November 4, 2015
Patients’ adherence to their medication is more important than ever before, as it significantly affects their health and safety—and now it affects your pharmacy’s Star Ratings, too.
Fortunately, there are technology tools that your pharmacy can use to help patients take their medication properly, confidently, and consistently, with little to no added effort on your end. And, when patients adhere to their medication regimen, they’ll be more likely to have positive outcomes, and choose your pharmacy again and again.
Use these innovative tech tools to improve patients’ adherence, and boost your pharmacy’s Star Ratings.
For many patients who always carry their smartphone with them, a medication reminder app can be the best way to boost adherence. Many of these apps are free, and include additional features that allow your pharmacy to help non-compliant patients get back on track.
For example, Medisafe is an app for Android and iPhone that helps patients manage their medication therapy to promote adherence. It alerts patients when it’s time to take each of their medications, and monitors adherence behavior. It also includes features to alert caregivers or loved ones whether or not a patient took his medication.
Medisafe also has features that remind patients they’re reaching their last dose, so they can come to your pharmacy for a refill. You can also cross-promote relevant products and services to specific patients through the app. And, perhaps most important to improving adherence—and what makes this app stand out from its competitors—is that you can track patients’ adherence patterns and prescription fills, so you can identify at-risk patients and intervene.
Consider familiarizing yourself with a few other apps that remind patients when and how to take their medication, as efficacy of apps will vary by personal preference. Your patients will be more likely to be adherent if they enjoy, and understand how to use the app.
More than 7 million adults in the U.S. are blind or visually impaired, according to the National Federation of the Blind. That number is expected to double by the year 2020, and more than triple by 2050, according to the American Foundation for the Blind.
Low vision and blindness affect an individual’s ability to read prescription labels, distinguish between multiple prescriptions and review written medicine-taking instructions.
This decreases independence in patients who must rely on others to take their medication, and can lead to taking medication improperly or not at all.
Fortunately, there are tools your pharmacy can use to increase confidence and consistency in medicine therapy to mitigate this group’s risk for medication non-adherence.
Digit-Eyes is an iPhone app that reads Quick Response (QR) codes, which are codes made of black and white squares used to store URLs or other information read by the cameras on smartphones.
The app allows users to generate their own QR codes that link to voice recordings they can create themselves. For prescription use, patients can record, “Zestril, 10 mg. Take once-a-day with supper.” Then, they can print a unique QR code on a sticker label to attach to their prescription bottle.
Each time patients scan the QR code with their iPhone, the app will play the prerecorded voice message back to them.

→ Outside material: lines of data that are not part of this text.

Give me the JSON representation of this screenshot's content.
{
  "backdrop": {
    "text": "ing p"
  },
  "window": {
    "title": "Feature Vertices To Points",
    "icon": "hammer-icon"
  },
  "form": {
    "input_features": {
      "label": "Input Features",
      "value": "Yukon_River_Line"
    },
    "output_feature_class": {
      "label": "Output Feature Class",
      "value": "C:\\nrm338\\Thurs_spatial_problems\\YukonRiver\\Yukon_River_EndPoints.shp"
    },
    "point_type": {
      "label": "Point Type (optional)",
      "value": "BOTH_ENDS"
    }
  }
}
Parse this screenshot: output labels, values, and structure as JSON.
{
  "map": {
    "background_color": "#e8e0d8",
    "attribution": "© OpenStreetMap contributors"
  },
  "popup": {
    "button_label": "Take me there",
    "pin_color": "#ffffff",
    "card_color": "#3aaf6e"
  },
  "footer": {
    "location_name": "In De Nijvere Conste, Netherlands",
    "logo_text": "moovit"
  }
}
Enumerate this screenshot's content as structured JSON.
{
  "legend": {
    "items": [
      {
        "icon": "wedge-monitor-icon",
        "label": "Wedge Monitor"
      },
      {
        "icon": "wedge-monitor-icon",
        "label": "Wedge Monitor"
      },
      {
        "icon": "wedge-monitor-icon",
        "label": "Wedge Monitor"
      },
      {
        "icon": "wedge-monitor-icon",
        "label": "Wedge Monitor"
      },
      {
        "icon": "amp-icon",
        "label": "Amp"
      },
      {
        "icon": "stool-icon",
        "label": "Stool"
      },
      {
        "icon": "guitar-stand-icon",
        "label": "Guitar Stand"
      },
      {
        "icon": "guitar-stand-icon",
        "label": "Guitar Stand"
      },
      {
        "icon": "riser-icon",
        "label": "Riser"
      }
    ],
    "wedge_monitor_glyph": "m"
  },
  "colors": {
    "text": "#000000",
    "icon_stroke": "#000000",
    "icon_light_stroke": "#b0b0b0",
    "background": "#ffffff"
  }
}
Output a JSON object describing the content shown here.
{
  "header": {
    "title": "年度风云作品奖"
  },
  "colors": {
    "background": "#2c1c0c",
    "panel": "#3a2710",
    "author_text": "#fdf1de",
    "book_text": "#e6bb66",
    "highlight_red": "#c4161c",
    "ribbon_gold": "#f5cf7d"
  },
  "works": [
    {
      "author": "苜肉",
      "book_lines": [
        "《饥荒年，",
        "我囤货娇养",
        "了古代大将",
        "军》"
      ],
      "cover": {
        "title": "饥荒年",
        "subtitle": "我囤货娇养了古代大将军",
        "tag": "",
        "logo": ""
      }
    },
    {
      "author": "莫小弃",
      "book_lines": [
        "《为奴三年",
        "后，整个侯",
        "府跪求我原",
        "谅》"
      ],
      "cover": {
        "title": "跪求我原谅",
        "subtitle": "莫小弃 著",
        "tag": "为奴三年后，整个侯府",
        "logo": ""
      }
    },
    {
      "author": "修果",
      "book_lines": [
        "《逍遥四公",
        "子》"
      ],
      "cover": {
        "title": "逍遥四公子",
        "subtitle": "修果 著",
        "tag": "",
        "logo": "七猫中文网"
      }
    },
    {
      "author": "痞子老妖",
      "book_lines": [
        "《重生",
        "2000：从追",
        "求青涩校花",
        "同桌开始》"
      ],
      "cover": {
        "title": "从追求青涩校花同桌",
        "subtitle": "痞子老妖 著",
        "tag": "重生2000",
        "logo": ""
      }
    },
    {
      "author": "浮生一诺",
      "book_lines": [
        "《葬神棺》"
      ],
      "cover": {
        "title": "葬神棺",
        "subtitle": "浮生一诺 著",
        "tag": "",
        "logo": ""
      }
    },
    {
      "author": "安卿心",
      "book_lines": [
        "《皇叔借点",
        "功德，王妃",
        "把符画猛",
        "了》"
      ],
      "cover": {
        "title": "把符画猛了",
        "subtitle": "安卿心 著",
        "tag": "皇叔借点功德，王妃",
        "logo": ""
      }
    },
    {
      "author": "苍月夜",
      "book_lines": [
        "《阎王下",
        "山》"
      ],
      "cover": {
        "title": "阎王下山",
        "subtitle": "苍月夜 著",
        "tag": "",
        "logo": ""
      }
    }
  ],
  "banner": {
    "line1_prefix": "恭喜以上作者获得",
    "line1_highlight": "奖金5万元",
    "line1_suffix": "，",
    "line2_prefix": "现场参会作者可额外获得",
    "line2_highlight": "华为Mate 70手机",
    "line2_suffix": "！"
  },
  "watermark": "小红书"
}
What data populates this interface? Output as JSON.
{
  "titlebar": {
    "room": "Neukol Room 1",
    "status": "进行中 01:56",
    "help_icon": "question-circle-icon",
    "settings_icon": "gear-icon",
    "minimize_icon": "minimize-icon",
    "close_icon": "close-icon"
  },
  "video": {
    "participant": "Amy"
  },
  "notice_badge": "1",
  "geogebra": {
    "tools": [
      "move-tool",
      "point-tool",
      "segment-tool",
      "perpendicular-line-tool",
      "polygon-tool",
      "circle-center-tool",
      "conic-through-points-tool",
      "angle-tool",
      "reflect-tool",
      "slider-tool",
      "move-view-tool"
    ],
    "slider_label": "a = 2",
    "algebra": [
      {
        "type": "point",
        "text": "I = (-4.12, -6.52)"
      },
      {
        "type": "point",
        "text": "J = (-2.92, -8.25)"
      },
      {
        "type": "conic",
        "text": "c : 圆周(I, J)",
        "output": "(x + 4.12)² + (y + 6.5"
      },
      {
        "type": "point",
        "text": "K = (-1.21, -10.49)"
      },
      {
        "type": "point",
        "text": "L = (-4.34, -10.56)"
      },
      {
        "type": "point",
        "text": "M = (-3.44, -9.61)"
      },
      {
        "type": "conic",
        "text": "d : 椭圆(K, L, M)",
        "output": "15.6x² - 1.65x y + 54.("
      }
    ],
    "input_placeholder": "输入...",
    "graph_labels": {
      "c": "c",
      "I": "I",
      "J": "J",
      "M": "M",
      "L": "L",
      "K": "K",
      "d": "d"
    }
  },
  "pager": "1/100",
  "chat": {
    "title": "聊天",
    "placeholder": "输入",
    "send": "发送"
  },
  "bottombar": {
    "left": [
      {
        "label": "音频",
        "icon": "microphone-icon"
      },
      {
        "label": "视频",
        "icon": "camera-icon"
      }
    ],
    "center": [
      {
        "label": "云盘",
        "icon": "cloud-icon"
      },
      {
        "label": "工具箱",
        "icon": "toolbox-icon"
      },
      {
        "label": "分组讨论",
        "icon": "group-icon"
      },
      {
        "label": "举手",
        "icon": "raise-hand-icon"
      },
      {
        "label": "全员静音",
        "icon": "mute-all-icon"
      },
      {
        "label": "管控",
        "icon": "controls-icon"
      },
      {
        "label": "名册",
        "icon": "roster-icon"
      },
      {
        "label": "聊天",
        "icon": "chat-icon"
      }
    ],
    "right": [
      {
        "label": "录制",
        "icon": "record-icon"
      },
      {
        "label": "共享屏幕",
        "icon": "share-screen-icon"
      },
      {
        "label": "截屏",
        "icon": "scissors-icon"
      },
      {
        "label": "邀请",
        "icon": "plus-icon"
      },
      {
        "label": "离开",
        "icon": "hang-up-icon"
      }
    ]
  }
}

This gives patients confidence that they’re taking each of their medications at the right time and in the right way. It also helps them avoid confusing their prescription bottles with prescriptions of others in the same household.
This app has additional features for users, such as reading Universal Product Codes (UPCs) and International Article Number (EAN) codes, so they can identify front-end products independently, too.
ScripTalk Station is a talking prescription label-reading device that allows patients to hear their various prescription names, dosage, instructions, warnings, pharmacy and physician information and more. The device is a battery-powered base that reads prescription information when a bottle is held to its surface.
A small sticker is placed on each bottle that contains a flat, tiny antenna and microchip embedded in the label. Using radio frequency identification (RFID) technology, the base can recognize and read each prescription.
A pharmacist would simply program each chip label with the proper information from the pharmacy information software, (which takes just seconds) and then place the sticker on the bottle.
ScripTalk Station is part of ScripAbility by En-Vision America that also includes large print labels in booklet form with QR codes that link to audible instructions via smartphone, and clear braille prescription labels, which are placed on top of printed labels to allow pharmacists and others to read the printed prescription information.
The optaPHONIC Digital Audio Label by AccessaMed attaches directly to each prescription bottle, blister pack or tube, to ensure that patients are taking their medication properly. When the device’s only button is pressed, it reads prescription information that a pharmacist pre-records for patients using the optaPHONIC software.
The digital audio label can minimize risk for patients by eliminating confusion that could lead to improper use, or skipped use of a patients’ medication therapy.
Smart blister packs, such as the The Med-ic® Electronic Compliance Monitor (ECM©), monitor patients’ adherence by tracking when they open each dose with a single chip RFID tag.
Records of when each dose is opened can be downloaded to a computer with a CertiScan® Reader and Software, or simply sent to a smartphone or tablet via Bluetooth or near field communication (NFC). Adherence data can also be exported into an Excel document or PDF.
Smart blister packs can help pharmacists closely monitor patients whose medication compliance is critical, and patients who struggle to remember to take their medication.
Additionally, the smart blister pack can detect temperature for sensitive medications, tampering, drug fraud and logistics tracking.
Use these high-tech tools to increase patient adherence and boost Star Ratings.